She had been treated in the isolation hospital for gastro-enteritis and was due to be sent home two days after the crash.

Poor Mrs Murdoch suffered terrible head injuries as the jet demolished the cubicle next door to hers on the ward in No 1 Block North.

Chunks of glass from the cubicle partition next to her bed caused the fatal injuries.

Two nurses were thanked for their actions in helping terrified patients at a special meeting of the hospital’s house committee.

Margaret Schofield, aged 20, of Crossland Road, Hathersage, said: “A child came running down the corridor to me screaming and crying. I picked her up and put her in another cot with her sister.”

Margaret then stayed with Mrs Murdoch, who had been brought out of the cubicle, until she died shortly afterwards.

She said: “Everyone was wonderful, especially the patients. They were all calm and there was no panic.”

Second-year fever nurse Shirley Taylor, aged 19, of Godric Road, Shiregreen, told how she was in the kitchen when she heard a “low buzzing noise” and then saw the streak of flame as she looked up.

She dashed to the far end of the ward, where six sick babies lay in their cots.

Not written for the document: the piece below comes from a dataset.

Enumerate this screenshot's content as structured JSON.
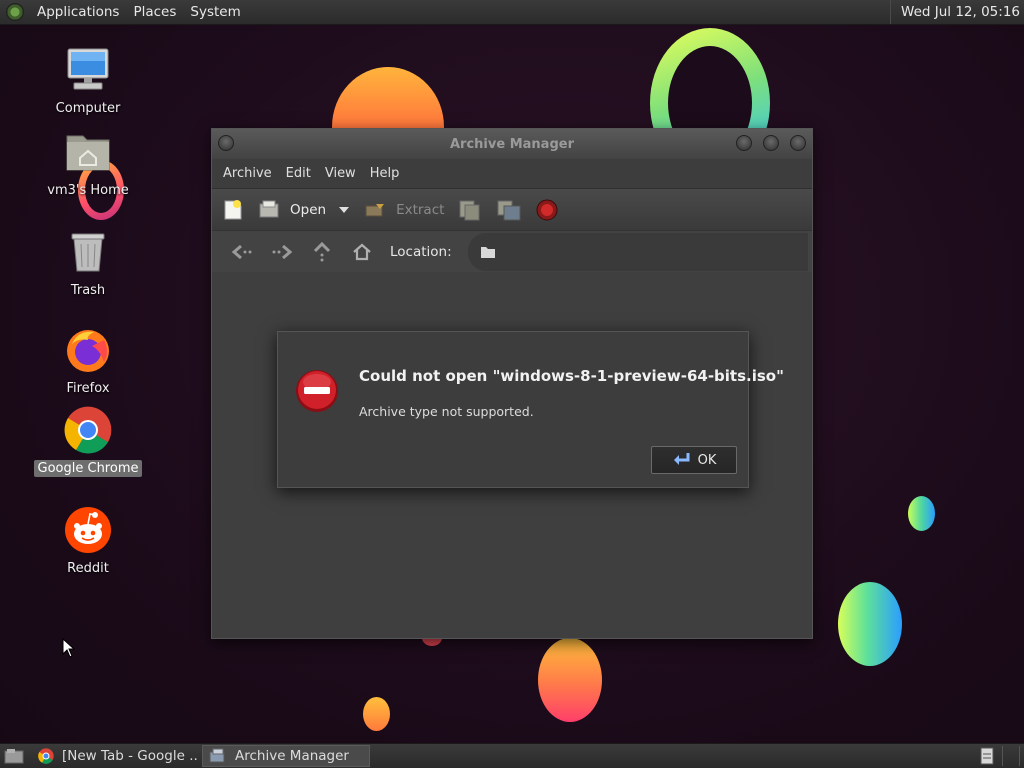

Shirley said that glass showered around her and a boulder landed near her foot.

She helped to wheel patients who could not get out of bed on to the verandah, carrying or assisting others away from the danger.

That took until about 8.20pm, when she simply went off for her supper and then to bed.

She added: “But I didn’t sleep very well” with amazing understatement.

The inquest into Mrs Murdoch’s death was told by hospital van driver Douglas Marsden of Redmires Road that he had been outside the dispensary unloading a van and seen the plane about 60 feet in the air.

Following the “deafening” crash, he went to help move patients from the wards, including Mrs Murdoch.

The plane’s pilot, Lieut Roy Garland Evans, aged 24, baled out when he had been lost for more than an hour and was running out of fuel.

He told a board of inquiry that he believed he had set the plane on a course for open countryside and it may have turned.

The official verdict was that ‘fuel starvation’ was responsible for the crash.

Lieut Evans said he was “terribly sorry” for what had happened.

His plane, which was said to be a secret F-84 jet, was based in Sculthorpe, Norfolk and was headed north on a training flight at the time.

The story made front page news in national newspapers at the time.

Theo Pearson, vice-chairman of the hospital board, said that the aircraft did far less damage than it might have done.

He thought that if it had come down lower, it might have crashed lengthways through the hospital, killing everyone in it.

Just 11 years later, in August 1967, there was another minor incident involving an aircraft at the hospital.

An RAF heliciopter flying a seriously-injured schoolboy to the hospital for treatment overshot the newly-laid landing pad and came down safely 50 yards away in a hospital sports field.